Posted June 21, 2018
Last week, we wrote about the many benefits to opening up a small portion of the Arctic National Wildlife Refuge (ANWR) to natural gas and oil development – especially job creation, economic growth and long-term U.S. energy security. But there’s another benefit that warrants attention, and that’s the direct, measured improvements in the lives of Alaskans living in areas where energy development is occurring.
Posted June 15, 2018
We’ve talked at length about the many benefits to opening up a small portion of the Arctic National Wildlife Refuge (ANWR) to natural gas and oil development. There can be little doubt about ANWR’s importance to the United States’ long-term energy security.
The point is underscored in a new report from the U.S. Energy Information Administration (EIA), analyzing the potential impact of natural gas and oil development in the coastal plain of ANWR. The results reiterate what we’ve been saying all along – ANWR’s energy potential is incredibly large, and is a key part of a long-term U.S. energy vision.

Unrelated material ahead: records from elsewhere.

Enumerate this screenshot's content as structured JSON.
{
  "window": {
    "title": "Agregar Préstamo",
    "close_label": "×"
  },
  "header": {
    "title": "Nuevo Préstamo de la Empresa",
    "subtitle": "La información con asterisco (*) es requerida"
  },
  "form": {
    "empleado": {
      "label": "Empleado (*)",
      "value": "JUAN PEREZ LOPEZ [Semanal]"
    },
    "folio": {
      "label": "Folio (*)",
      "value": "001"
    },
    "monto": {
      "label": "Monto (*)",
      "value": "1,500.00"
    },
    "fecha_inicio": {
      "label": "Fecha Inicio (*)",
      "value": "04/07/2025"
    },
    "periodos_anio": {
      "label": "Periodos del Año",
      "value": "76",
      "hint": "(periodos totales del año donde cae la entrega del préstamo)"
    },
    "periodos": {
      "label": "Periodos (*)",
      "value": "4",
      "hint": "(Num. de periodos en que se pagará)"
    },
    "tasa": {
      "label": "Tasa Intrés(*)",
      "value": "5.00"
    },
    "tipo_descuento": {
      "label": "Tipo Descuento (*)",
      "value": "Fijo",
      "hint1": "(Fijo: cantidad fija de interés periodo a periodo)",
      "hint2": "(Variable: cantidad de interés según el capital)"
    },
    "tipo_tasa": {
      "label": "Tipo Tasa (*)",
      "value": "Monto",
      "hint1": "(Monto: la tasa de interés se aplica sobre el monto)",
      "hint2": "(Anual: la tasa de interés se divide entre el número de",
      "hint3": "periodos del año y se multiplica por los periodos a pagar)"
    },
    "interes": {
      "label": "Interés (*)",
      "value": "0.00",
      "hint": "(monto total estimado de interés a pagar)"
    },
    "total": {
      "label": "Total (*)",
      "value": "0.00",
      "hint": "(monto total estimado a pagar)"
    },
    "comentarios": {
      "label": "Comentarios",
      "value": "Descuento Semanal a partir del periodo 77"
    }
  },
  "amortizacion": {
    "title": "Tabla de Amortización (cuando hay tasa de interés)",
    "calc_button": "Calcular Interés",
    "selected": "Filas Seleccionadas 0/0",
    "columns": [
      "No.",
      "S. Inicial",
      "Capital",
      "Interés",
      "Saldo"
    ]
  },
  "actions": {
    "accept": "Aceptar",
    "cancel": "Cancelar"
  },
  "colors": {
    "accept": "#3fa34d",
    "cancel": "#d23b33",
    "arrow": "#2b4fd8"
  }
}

Posted November 8, 2016
With a series of public hearings on proposed federal rules for offshore seismic testing scheduled to begin this week, let’s take a look at the basics on the safe technologies and procedures used to survey for oil and natural gas reserves. These are key as the Bureau of Ocean Energy Management (BOEM) conducts hearings in New Orleans (Nov. 9), Gulfport, Miss. (Nov. 10), Fort Walton Beach, Fla. (Nov. 14), Mobile, Ala. (Nov. 15) and Houston (Nov. 17).
Posted June 30, 2015
Wood Mackenzie’s study comparing the effects of pro-development energy policies with those of regulatory-constrained energy policies is really not much of a comparison at all. Pro-development policies would boost U.S. domestic energy supplies and job creation while benefiting American households, the study found. Pro-development policies also would add to economic growth and generate increased revenues for government. Let’s look at those today.
Posted October 9, 2014
Getting a handle on the size of America’s petroleum reserves and their energy potential can be a brain-bender because of the different ways resources are defined and the different ways resource estimates are used.
Example: A Bloomberg piece this week suggests there’s something afoot when producers talk about a resource estimate that’s different from the one they’re required to report to the U.S. Securities and Exchange Commission (SEC), as part of the agency’s oversight of the investing sector. Not at all. Two different concepts, two separate uses
Posted March 15, 2013
Opponents of a free market for natural gas have been trumpetinga new study which purports to show that LNG exports would be an economic negative for the United States. This flies in the face of analysis done by the Department of Energy, The Brookings Institute, ICF International and others which showed that to boost economic activity open markets are the way to go. So we took a look at the study to figure out why their conclusions are not consistent with other industry or government projections. We found some serious biases and inconsistent assumptions added up to a fatally flawed report. Here are a few specifics.
The employment impact analysis is flawed because it assumes no incremental natural gas production.
Posted June 13, 2012